## [Records for this task]
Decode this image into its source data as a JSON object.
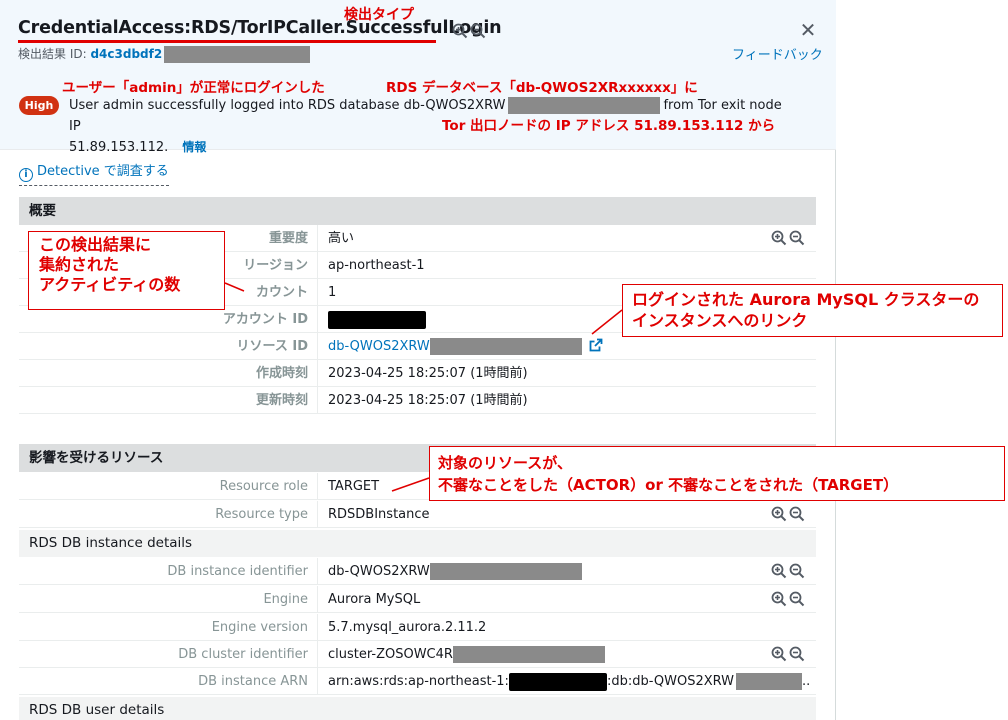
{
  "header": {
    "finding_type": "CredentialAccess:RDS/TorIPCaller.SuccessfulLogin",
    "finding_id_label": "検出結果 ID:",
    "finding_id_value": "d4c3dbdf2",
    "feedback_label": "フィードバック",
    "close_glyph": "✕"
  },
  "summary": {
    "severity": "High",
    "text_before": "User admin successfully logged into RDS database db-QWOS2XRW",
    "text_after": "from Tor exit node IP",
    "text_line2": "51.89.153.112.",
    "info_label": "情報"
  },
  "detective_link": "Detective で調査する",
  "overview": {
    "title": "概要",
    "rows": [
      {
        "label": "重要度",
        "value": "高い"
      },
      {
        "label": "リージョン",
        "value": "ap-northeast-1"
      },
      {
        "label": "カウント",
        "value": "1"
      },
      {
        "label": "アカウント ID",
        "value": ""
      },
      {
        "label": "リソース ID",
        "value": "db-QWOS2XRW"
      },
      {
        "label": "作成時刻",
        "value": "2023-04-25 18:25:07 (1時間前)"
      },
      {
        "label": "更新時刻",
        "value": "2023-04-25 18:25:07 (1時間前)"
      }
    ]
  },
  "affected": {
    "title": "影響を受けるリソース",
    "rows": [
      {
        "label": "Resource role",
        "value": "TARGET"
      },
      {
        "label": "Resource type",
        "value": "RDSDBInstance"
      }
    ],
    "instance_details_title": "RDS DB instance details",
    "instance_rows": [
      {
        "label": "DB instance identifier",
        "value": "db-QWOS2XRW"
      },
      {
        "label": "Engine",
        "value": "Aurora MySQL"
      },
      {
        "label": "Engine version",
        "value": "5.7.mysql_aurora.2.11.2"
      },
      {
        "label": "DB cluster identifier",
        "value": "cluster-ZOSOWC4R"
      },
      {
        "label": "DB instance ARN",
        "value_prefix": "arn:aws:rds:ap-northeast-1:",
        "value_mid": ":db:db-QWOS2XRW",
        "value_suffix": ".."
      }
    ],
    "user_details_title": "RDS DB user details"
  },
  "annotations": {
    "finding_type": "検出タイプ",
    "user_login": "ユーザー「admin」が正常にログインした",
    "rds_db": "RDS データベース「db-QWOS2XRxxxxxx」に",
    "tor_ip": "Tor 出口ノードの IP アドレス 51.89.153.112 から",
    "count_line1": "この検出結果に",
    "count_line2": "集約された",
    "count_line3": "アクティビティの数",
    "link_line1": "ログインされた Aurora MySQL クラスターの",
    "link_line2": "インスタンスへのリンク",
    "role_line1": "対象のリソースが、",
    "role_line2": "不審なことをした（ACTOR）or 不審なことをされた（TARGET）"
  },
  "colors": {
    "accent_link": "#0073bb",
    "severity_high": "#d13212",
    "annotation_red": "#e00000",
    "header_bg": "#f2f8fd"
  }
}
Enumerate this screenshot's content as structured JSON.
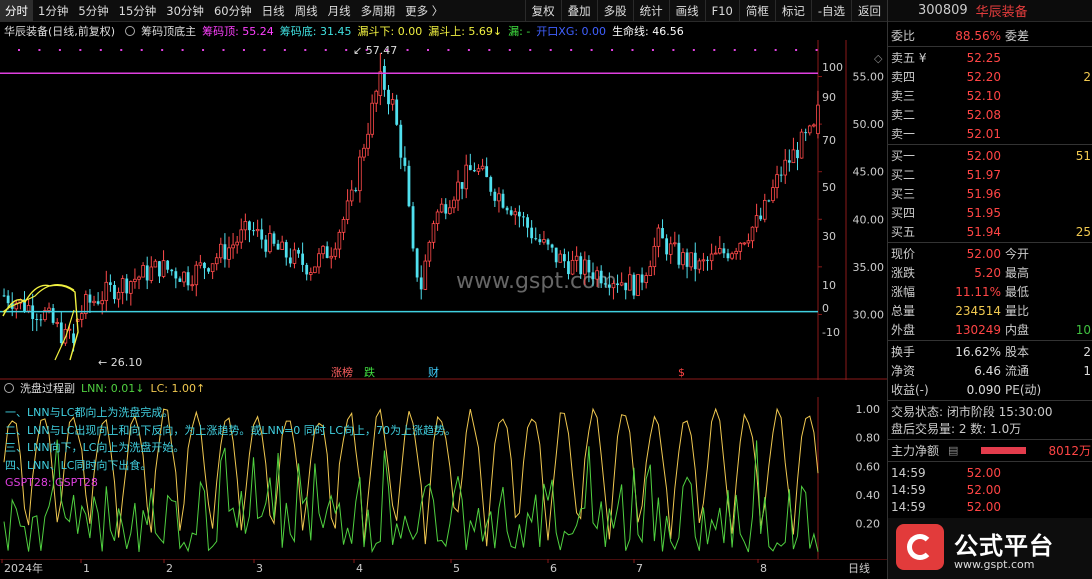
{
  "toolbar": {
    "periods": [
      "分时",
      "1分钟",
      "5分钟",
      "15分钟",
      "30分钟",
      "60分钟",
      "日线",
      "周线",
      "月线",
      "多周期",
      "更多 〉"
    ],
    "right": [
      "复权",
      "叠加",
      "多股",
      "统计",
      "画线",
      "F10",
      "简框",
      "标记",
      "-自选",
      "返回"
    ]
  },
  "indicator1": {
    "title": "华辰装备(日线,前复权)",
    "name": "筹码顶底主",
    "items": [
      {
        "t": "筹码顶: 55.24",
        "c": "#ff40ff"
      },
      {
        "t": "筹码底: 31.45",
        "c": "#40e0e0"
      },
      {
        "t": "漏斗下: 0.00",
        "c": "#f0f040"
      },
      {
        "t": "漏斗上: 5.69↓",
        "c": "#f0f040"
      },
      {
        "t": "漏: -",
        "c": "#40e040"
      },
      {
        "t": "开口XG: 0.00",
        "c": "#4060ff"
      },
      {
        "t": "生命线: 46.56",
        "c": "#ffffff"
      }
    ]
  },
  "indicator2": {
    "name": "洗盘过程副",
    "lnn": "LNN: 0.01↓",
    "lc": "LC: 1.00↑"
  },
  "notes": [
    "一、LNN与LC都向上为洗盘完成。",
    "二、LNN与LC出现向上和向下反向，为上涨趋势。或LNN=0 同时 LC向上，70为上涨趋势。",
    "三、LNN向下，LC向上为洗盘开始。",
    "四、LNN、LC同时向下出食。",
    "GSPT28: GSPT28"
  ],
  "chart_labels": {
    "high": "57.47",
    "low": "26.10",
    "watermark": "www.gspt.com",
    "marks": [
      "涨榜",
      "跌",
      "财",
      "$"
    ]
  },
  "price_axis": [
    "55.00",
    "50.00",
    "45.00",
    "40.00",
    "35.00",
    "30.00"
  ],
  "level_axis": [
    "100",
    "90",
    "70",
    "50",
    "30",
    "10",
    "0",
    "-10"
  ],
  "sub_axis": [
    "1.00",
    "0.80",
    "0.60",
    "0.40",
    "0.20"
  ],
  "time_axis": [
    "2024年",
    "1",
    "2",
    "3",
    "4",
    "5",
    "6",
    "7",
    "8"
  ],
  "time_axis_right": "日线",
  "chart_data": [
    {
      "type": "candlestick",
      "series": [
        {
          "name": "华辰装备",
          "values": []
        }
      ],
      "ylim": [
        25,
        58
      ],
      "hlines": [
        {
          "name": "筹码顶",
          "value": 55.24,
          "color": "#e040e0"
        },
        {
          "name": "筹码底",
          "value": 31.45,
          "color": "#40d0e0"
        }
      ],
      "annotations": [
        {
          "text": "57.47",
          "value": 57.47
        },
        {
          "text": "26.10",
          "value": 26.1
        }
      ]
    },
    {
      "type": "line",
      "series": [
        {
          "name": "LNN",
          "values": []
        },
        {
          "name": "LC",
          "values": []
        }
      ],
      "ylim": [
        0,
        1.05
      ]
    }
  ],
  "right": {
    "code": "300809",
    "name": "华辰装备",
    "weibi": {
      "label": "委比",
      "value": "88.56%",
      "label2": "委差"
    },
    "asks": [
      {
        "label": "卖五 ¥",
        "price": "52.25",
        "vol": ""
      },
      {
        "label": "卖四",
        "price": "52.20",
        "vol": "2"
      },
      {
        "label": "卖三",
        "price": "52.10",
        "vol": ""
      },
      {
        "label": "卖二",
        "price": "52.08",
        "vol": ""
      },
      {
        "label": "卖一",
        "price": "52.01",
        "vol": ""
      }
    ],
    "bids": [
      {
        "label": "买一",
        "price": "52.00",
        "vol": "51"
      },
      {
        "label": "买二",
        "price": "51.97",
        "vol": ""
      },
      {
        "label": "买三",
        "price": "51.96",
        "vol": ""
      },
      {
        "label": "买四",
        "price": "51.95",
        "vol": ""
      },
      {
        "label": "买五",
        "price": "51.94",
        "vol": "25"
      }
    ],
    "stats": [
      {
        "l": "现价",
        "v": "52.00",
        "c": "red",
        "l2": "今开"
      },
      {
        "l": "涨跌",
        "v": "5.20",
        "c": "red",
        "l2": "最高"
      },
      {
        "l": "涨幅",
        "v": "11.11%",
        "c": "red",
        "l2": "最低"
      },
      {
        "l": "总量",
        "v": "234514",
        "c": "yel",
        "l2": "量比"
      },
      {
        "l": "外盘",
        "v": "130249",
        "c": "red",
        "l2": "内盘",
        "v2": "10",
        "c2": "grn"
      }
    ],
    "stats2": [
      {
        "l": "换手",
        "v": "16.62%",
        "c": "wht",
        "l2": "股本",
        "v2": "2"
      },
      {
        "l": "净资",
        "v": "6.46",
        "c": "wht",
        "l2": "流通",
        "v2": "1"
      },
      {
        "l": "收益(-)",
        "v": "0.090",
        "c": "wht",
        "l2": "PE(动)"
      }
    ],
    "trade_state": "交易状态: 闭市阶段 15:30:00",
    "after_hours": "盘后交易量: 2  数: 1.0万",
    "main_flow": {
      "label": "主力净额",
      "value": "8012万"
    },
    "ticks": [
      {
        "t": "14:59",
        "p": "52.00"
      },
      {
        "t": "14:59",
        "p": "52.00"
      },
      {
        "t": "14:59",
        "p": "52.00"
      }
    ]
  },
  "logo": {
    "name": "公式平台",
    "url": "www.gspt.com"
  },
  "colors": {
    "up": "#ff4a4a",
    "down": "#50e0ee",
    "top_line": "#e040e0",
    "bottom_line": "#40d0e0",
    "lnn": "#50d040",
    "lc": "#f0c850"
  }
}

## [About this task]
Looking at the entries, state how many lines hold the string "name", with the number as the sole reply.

## [Solution to this problem]
9